▶ [What is being asked]: Give back every entry exactly as it is written, but not the pictures.

▶ [Dataset entries]:
--------------------------------------------------

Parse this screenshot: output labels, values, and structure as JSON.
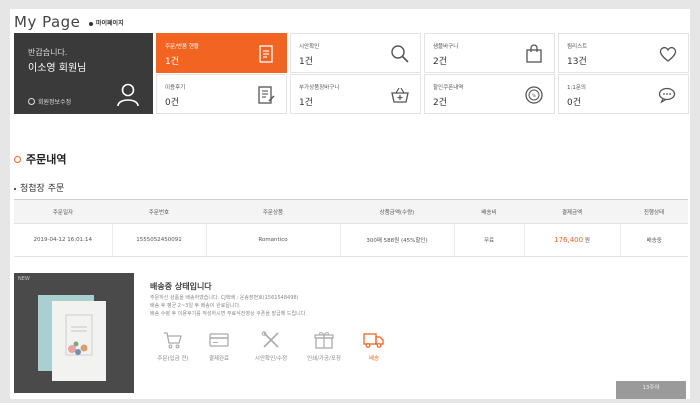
{
  "header": {
    "title": "My Page",
    "subtitle": "마이페이지"
  },
  "welcome": {
    "greeting": "반갑습니다.",
    "name": "이소영 회원님",
    "edit_label": "회원정보수정"
  },
  "tiles": [
    {
      "label": "주문/반품 현황",
      "count": "1건",
      "icon": "receipt-icon"
    },
    {
      "label": "시안확인",
      "count": "1건",
      "icon": "search-icon"
    },
    {
      "label": "샘플바구니",
      "count": "2건",
      "icon": "shopping-bag-icon"
    },
    {
      "label": "찜리스트",
      "count": "13건",
      "icon": "heart-icon"
    },
    {
      "label": "이용후기",
      "count": "0건",
      "icon": "review-icon"
    },
    {
      "label": "부가상품장바구니",
      "count": "1건",
      "icon": "basket-icon"
    },
    {
      "label": "할인쿠폰내역",
      "count": "2건",
      "icon": "coupon-icon"
    },
    {
      "label": "1:1문의",
      "count": "0건",
      "icon": "chat-icon"
    }
  ],
  "accent_color": "#f26422",
  "orders": {
    "section_title": "주문내역",
    "sub_title": "청첩장 주문",
    "columns": [
      "주문일자",
      "주문번호",
      "주문상품",
      "상품금액(수량)",
      "배송비",
      "결제금액",
      "진행상태"
    ],
    "rows": [
      {
        "date": "2019-04-12 16:01:14",
        "order_no": "1555052450091",
        "product": "Romantico",
        "amount": "300매 588원 (45%할인)",
        "shipping": "무료",
        "payment": "176,400",
        "currency": "원",
        "status": "배송중"
      }
    ]
  },
  "product_badge": "NEW",
  "shipping": {
    "title": "배송중 상태입니다",
    "lines": [
      "주문하신 상품을 배송하였습니다. CJ택배 : 운송장번호(1561548498)",
      "배송 후 평균 2~3일 후 배송이 완료됩니다.",
      "배송 수령 후 이용후기를 작성하시면 무료식전영상 쿠폰을 발급해 드립니다."
    ],
    "steps": [
      {
        "label": "주문(입금 전)",
        "icon": "cart-icon"
      },
      {
        "label": "결제완료",
        "icon": "card-icon"
      },
      {
        "label": "시안확인/수정",
        "icon": "tools-icon"
      },
      {
        "label": "인쇄/가공/포장",
        "icon": "gift-icon"
      },
      {
        "label": "배송",
        "icon": "truck-icon"
      }
    ]
  },
  "more_button": "13주여"
}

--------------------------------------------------

▶ [Exercise response]:
Parse this screenshot: output labels, values, and structure as JSON.
{
  "header": {
    "title": "My Page",
    "subtitle": "마이페이지"
  },
  "welcome": {
    "greeting": "반갑습니다.",
    "name": "이소영 회원님",
    "edit_label": "회원정보수정"
  },
  "tiles": [
    {
      "label": "주문/반품 현황",
      "count": "1건",
      "icon": "receipt-icon"
    },
    {
      "label": "시안확인",
      "count": "1건",
      "icon": "search-icon"
    },
    {
      "label": "샘플바구니",
      "count": "2건",
      "icon": "shopping-bag-icon"
    },
    {
      "label": "찜리스트",
      "count": "13건",
      "icon": "heart-icon"
    },
    {
      "label": "이용후기",
      "count": "0건",
      "icon": "review-icon"
    },
    {
      "label": "부가상품장바구니",
      "count": "1건",
      "icon": "basket-icon"
    },
    {
      "label": "할인쿠폰내역",
      "count": "2건",
      "icon": "coupon-icon"
    },
    {
      "label": "1:1문의",
      "count": "0건",
      "icon": "chat-icon"
    }
  ],
  "accent_color": "#f26422",
  "orders": {
    "section_title": "주문내역",
    "sub_title": "청첩장 주문",
    "columns": [
      "주문일자",
      "주문번호",
      "주문상품",
      "상품금액(수량)",
      "배송비",
      "결제금액",
      "진행상태"
    ],
    "rows": [
      {
        "date": "2019-04-12 16:01:14",
        "order_no": "1555052450091",
        "product": "Romantico",
        "amount": "300매 588원 (45%할인)",
        "shipping": "무료",
        "payment": "176,400",
        "currency": "원",
        "status": "배송중"
      }
    ]
  },
  "product_badge": "NEW",
  "shipping": {
    "title": "배송중 상태입니다",
    "lines": [
      "주문하신 상품을 배송하였습니다. CJ택배 : 운송장번호(1561548498)",
      "배송 후 평균 2~3일 후 배송이 완료됩니다.",
      "배송 수령 후 이용후기를 작성하시면 무료식전영상 쿠폰을 발급해 드립니다."
    ],
    "steps": [
      {
        "label": "주문(입금 전)",
        "icon": "cart-icon"
      },
      {
        "label": "결제완료",
        "icon": "card-icon"
      },
      {
        "label": "시안확인/수정",
        "icon": "tools-icon"
      },
      {
        "label": "인쇄/가공/포장",
        "icon": "gift-icon"
      },
      {
        "label": "배송",
        "icon": "truck-icon"
      }
    ]
  },
  "more_button": "13주여"
}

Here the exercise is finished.